Note each line in the data below that holds "root", and copy it.

[[ Records for this exercise, beginning ]]

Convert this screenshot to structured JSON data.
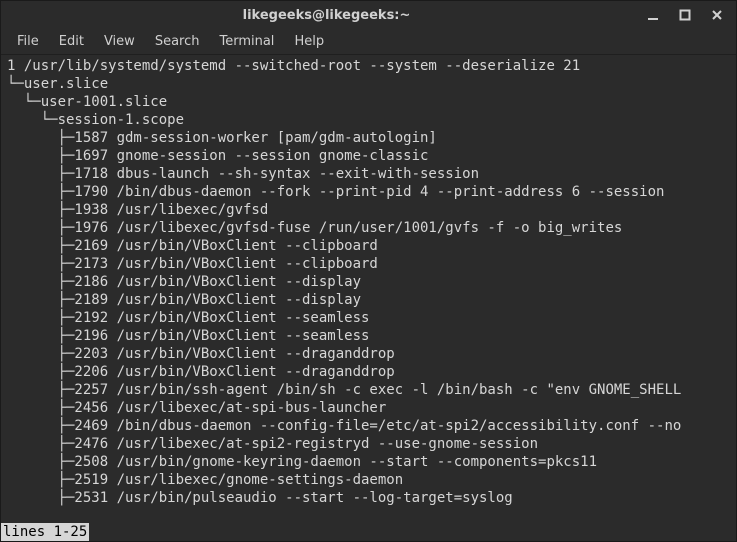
{
  "title": "likegeeks@likegeeks:~",
  "menu": {
    "file": "File",
    "edit": "Edit",
    "view": "View",
    "search": "Search",
    "terminal": "Terminal",
    "help": "Help"
  },
  "tree": {
    "root": {
      "pid": "1",
      "cmd": "/usr/lib/systemd/systemd --switched-root --system --deserialize 21"
    },
    "userslice": "user.slice",
    "user1001slice": "user-1001.slice",
    "sessionscope": "session-1.scope",
    "procs": [
      {
        "pid": "1587",
        "cmd": "gdm-session-worker [pam/gdm-autologin]"
      },
      {
        "pid": "1697",
        "cmd": "gnome-session --session gnome-classic"
      },
      {
        "pid": "1718",
        "cmd": "dbus-launch --sh-syntax --exit-with-session"
      },
      {
        "pid": "1790",
        "cmd": "/bin/dbus-daemon --fork --print-pid 4 --print-address 6 --session"
      },
      {
        "pid": "1938",
        "cmd": "/usr/libexec/gvfsd"
      },
      {
        "pid": "1976",
        "cmd": "/usr/libexec/gvfsd-fuse /run/user/1001/gvfs -f -o big_writes"
      },
      {
        "pid": "2169",
        "cmd": "/usr/bin/VBoxClient --clipboard"
      },
      {
        "pid": "2173",
        "cmd": "/usr/bin/VBoxClient --clipboard"
      },
      {
        "pid": "2186",
        "cmd": "/usr/bin/VBoxClient --display"
      },
      {
        "pid": "2189",
        "cmd": "/usr/bin/VBoxClient --display"
      },
      {
        "pid": "2192",
        "cmd": "/usr/bin/VBoxClient --seamless"
      },
      {
        "pid": "2196",
        "cmd": "/usr/bin/VBoxClient --seamless"
      },
      {
        "pid": "2203",
        "cmd": "/usr/bin/VBoxClient --draganddrop"
      },
      {
        "pid": "2206",
        "cmd": "/usr/bin/VBoxClient --draganddrop"
      },
      {
        "pid": "2257",
        "cmd": "/usr/bin/ssh-agent /bin/sh -c exec -l /bin/bash -c \"env GNOME_SHELL"
      },
      {
        "pid": "2456",
        "cmd": "/usr/libexec/at-spi-bus-launcher"
      },
      {
        "pid": "2469",
        "cmd": "/bin/dbus-daemon --config-file=/etc/at-spi2/accessibility.conf --no"
      },
      {
        "pid": "2476",
        "cmd": "/usr/libexec/at-spi2-registryd --use-gnome-session"
      },
      {
        "pid": "2508",
        "cmd": "/usr/bin/gnome-keyring-daemon --start --components=pkcs11"
      },
      {
        "pid": "2519",
        "cmd": "/usr/libexec/gnome-settings-daemon"
      },
      {
        "pid": "2531",
        "cmd": "/usr/bin/pulseaudio --start --log-target=syslog"
      }
    ]
  },
  "status": "lines 1-25"
}
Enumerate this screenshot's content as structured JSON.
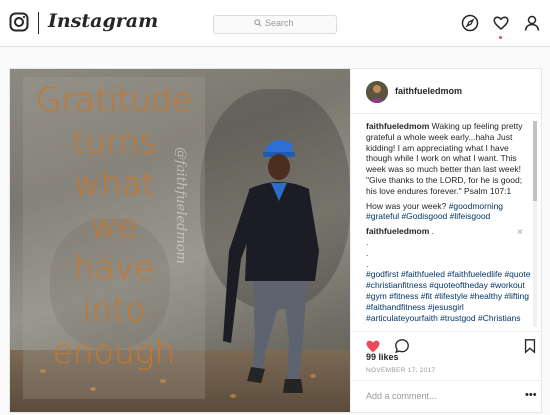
{
  "header": {
    "brand": "Instagram",
    "search_placeholder": "Search",
    "icons": [
      "camera-logo-icon",
      "compass-icon",
      "heart-icon",
      "profile-icon"
    ]
  },
  "post": {
    "photo": {
      "quote_lines": [
        "Gratitude",
        "turns",
        "what",
        "we",
        "have",
        "into",
        "enough"
      ],
      "watermark": "@faithfueledmom"
    },
    "author": "faithfueledmom",
    "caption": {
      "user": "faithfueledmom",
      "text": "Waking up feeling pretty grateful a whole week early...haha Just kidding! I am appreciating what I have though while I work on what I want. This week was so much better than last week! \"Give thanks to the LORD, for he is good; his love endures forever.\" Psalm 107:1",
      "question": "How was your week?",
      "tags": "#goodmorning #grateful #Godisgood #lifeisgood"
    },
    "comment": {
      "user": "faithfueledmom",
      "suffix": ".",
      "dots": [
        ".",
        ".",
        "."
      ],
      "hashtags": "#godfirst #faithfueled #faithfueledlife #quote #christianfitness #quoteoftheday #workout #gym #fitness #fit #lifestyle #healthy #lifting #faithandfitness #jesusgirl #articulateyourfaith #trustgod #Christians"
    },
    "close_symbol": "×",
    "likes": "99 likes",
    "date": "NOVEMBER 17, 2017",
    "add_comment_placeholder": "Add a comment...",
    "more_symbol": "•••",
    "accent_like": "#ed4956"
  }
}
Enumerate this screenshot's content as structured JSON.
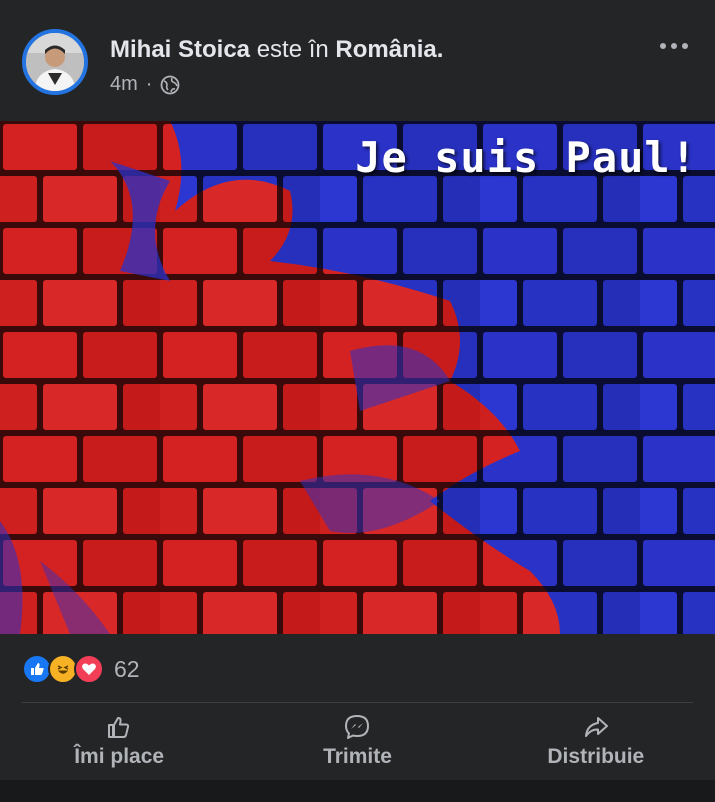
{
  "post": {
    "author_name": "Mihai Stoica",
    "location_prefix": "este în",
    "location_name": "România.",
    "timestamp": "4m",
    "separator": "·",
    "audience_icon": "globe-icon",
    "more_icon": "more-options-icon"
  },
  "image": {
    "caption": "Je suis Paul!",
    "colors": {
      "red": "#d42222",
      "blue": "#2a32c8"
    }
  },
  "reactions": {
    "types": [
      "like-icon",
      "haha-icon",
      "love-icon"
    ],
    "count": "62"
  },
  "actions": [
    {
      "label": "Îmi place",
      "icon": "like-thumb-icon"
    },
    {
      "label": "Trimite",
      "icon": "messenger-icon"
    },
    {
      "label": "Distribuie",
      "icon": "share-icon"
    }
  ],
  "colors": {
    "background": "#242526",
    "text_primary": "#e4e6eb",
    "text_secondary": "#b0b3b8",
    "accent": "#2374e1"
  }
}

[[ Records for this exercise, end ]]

Written reply =
    "root": {
      "cmd": "/usr/lib/systemd/systemd --switched-root --system --deserialize 21"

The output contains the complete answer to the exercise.